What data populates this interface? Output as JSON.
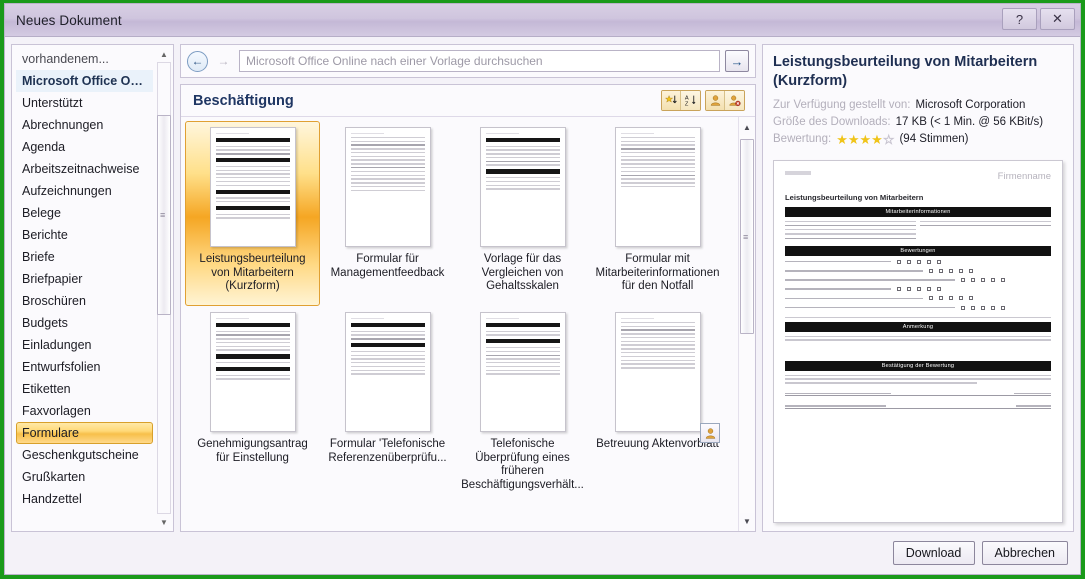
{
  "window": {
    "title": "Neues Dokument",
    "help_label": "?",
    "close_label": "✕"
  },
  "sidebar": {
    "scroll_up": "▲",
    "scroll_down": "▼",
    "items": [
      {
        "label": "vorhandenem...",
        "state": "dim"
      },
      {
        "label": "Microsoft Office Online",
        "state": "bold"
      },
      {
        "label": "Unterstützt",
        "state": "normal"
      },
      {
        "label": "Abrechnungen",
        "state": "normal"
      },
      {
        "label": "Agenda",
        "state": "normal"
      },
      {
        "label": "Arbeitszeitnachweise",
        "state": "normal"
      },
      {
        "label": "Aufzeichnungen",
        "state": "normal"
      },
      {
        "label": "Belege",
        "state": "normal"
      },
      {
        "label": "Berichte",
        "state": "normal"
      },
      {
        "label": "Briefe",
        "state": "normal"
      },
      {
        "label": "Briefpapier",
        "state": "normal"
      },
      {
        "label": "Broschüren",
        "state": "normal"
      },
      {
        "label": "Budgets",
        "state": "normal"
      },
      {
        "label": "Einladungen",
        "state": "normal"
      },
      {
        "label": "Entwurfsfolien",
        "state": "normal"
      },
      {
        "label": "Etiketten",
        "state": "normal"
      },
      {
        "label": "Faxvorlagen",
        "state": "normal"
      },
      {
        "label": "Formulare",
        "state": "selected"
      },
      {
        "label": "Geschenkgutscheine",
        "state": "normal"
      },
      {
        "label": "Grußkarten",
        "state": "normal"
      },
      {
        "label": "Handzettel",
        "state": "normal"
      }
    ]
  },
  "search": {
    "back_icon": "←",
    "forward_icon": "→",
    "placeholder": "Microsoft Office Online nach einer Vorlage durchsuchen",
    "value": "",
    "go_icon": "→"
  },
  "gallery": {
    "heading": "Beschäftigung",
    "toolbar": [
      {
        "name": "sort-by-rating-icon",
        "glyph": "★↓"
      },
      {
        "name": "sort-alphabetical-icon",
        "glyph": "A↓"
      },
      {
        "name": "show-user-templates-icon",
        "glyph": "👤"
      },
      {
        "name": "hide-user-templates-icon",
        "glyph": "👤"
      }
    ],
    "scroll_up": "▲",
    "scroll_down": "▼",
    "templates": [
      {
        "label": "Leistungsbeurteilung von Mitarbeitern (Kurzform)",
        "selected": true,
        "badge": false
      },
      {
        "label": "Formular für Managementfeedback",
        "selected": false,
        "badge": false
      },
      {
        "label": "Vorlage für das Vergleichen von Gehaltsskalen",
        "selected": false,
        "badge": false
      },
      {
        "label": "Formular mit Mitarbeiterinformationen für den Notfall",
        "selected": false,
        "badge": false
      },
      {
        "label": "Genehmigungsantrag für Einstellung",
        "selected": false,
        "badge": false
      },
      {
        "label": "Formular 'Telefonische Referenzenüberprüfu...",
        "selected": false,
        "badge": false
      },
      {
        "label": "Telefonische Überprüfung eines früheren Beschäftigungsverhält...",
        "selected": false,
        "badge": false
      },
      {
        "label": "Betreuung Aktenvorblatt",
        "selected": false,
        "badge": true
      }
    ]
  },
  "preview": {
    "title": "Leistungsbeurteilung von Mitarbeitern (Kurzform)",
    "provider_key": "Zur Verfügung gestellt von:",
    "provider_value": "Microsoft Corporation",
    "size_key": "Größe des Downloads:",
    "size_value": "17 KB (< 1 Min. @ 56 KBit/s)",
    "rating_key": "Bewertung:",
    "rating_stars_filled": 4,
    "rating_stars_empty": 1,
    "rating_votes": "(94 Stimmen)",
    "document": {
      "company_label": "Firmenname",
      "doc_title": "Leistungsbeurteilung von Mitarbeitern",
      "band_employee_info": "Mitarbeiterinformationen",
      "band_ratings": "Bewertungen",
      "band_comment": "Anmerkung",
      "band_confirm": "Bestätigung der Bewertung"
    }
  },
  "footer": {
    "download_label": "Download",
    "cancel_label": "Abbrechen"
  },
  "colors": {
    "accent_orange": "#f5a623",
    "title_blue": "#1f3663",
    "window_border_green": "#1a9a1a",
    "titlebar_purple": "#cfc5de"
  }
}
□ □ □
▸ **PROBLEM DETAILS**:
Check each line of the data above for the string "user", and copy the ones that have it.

▸ **SOLUTION FOR THIS TASK**:
        "name": "show-user-templates-icon",
        "name": "hide-user-templates-icon",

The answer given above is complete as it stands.